$39.95 DVD or Blu-ray
Stars James Mason, Barbara Rush, Walter Matthau.
The era’s slew of horror films and creature features never scared me much as a child growing up in the 1950s, though if I’d seen Robert Mitchum as the psychotic rural-Gothic stepdad in The Night of the Hunter upon its original release, it likely would have put me through the ceiling.
Yet one movie did creep me out significantly at the time — and for years later, when reflecting. It involved a father as well — but one in the normal everyday ’50s suburbs, as if an episode of “Leave It to Beaver” (which was actually a year away from premiering) had been turned on its head. In fact, look at Nicholas Ray’s Bigger Than Life (1956) today, and one school scene even features Jerry Mathers (the Beav himself) in a bit part.

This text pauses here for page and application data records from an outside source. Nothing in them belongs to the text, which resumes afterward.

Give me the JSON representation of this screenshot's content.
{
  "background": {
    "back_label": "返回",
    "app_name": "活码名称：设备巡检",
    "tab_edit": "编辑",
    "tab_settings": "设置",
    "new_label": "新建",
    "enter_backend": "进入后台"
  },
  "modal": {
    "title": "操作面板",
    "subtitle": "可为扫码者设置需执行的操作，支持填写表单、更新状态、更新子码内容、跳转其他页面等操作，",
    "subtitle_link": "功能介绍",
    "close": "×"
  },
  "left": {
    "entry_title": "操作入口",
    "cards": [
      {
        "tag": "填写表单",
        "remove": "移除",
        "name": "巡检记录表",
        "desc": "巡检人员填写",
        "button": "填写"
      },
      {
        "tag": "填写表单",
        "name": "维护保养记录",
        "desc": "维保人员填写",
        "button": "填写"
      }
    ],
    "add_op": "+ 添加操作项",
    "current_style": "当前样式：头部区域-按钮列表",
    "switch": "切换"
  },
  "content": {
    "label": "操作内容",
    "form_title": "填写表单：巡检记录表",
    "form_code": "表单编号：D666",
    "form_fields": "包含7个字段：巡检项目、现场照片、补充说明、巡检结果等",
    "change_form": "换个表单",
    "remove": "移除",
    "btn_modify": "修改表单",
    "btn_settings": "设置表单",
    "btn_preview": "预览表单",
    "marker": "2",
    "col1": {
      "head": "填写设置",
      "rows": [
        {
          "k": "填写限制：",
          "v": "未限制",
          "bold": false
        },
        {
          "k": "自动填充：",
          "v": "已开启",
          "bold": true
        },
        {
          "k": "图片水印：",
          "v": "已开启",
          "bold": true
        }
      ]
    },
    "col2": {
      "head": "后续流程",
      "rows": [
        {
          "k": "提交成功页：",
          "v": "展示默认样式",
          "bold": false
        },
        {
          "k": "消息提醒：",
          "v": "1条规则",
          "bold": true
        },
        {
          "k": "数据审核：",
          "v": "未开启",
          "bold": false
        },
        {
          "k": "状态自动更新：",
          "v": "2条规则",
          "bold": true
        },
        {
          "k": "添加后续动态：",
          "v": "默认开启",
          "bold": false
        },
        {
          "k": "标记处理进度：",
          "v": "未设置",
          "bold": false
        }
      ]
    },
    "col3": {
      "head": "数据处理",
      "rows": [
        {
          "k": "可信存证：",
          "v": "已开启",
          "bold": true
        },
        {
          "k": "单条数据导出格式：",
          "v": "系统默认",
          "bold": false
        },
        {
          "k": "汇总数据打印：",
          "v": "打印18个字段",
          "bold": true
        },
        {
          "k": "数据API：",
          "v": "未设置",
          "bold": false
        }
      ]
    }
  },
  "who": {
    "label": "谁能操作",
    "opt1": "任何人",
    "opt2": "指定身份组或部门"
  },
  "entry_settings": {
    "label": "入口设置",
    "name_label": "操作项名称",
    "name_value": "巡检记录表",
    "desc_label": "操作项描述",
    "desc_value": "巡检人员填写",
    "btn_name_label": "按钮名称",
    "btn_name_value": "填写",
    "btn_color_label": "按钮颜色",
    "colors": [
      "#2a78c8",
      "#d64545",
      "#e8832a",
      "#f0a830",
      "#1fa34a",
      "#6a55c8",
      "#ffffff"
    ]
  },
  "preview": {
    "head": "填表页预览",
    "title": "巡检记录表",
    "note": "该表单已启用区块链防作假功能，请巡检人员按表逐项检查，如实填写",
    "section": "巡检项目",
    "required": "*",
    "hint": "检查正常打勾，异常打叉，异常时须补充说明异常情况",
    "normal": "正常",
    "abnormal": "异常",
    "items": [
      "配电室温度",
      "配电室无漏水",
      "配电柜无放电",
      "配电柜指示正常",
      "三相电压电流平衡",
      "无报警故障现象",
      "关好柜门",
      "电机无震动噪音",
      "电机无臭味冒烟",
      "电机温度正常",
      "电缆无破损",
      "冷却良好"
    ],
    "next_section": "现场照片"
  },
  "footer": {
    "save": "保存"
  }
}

Bigger than life. This is the newly delusional mindset of a grade-school teacher (James Mason) who, in an attempt to equalize a potentially fatal affliction, is prescribed cortisone. Termed here as a “miracle drug,” it’s a hormone he then proceeds to abuse — launching the first movie I know to deal with a prescription drug nightmare in the suburbs. Though even before the first pill is swallowed, it’s been a life fraught with stress.
To make ends meet, Mason conceals his after-school moonlighting as a cab dispatcher from his suspicious wife (Barbara Rush). But as one of the typically savvy Criterion extras indicates, the household he’s trying to preserve is a carriage always close to becoming a pumpkin. A rusting-out water heater defaces the family kitchen, and the front yard (on a busy street) looks as if it would take three minutes to mow (with a weed-whacker). A game of football catch in the backyard shows a lot of grassy undergrowth, and on the soundtrack, we hear a nearby train. This kind of detail doesn’t just get into movies by itself.
Mason reacts wretchedly to the drug — intimidating his young son (Christopher Olsen), going on spending sprees even his dual salaries can’t support, and bellowing out so many insults at the school’s parents’ night that his gym teacher colleague (Walter Matthau in some early-career offbeat casting) wants to crawl in a hole. With us.
Ray was working with a smart script by Cyril Hume (who penned Forbidden Planet the same year) and Richard Maibaum (with a lot of James Bond movies in his future, including series launcher Dr. No). But his trademark blocking and framing is at the peak of its CinemaScope powers from the opening school-door shot — equal to what he’d done visually with Rebel Without a Cause just one year earlier. Someone once said that if you could find someone who could photograph exteriors like (El Cid’s) Anthony Mann and interiors like Ray, you’d have the perfect filmmaker. Amen.
If you don’t count his goof of a ghost cameo in the Lucille Ball-Desi Arnaz Forever Darling, this was the first movie Mason made after his still imposing 1-2 punch from late 1954: as decaying actor Norman Maine in the definitive version of A Star Is Born and Captain Nemo in Disney’s 20,000 Leagues Under the Sea. He produced as well, which indicates a project close to his heart, and responded with one of his most memorable performances. Rush is excellent, too. When I was younger, I used to find her a little rigid and cold — but now I think (see also 1960’s Strangers When We Meet), she pretty well nailed the Eisenhower-into-Kennedy suburban frustration bit all the way: a kind of (“Mad Men’s”) Betty Draper before her time. Faced with an emotional whirlwind, she can only be moist-eyed and edgy – with a cause.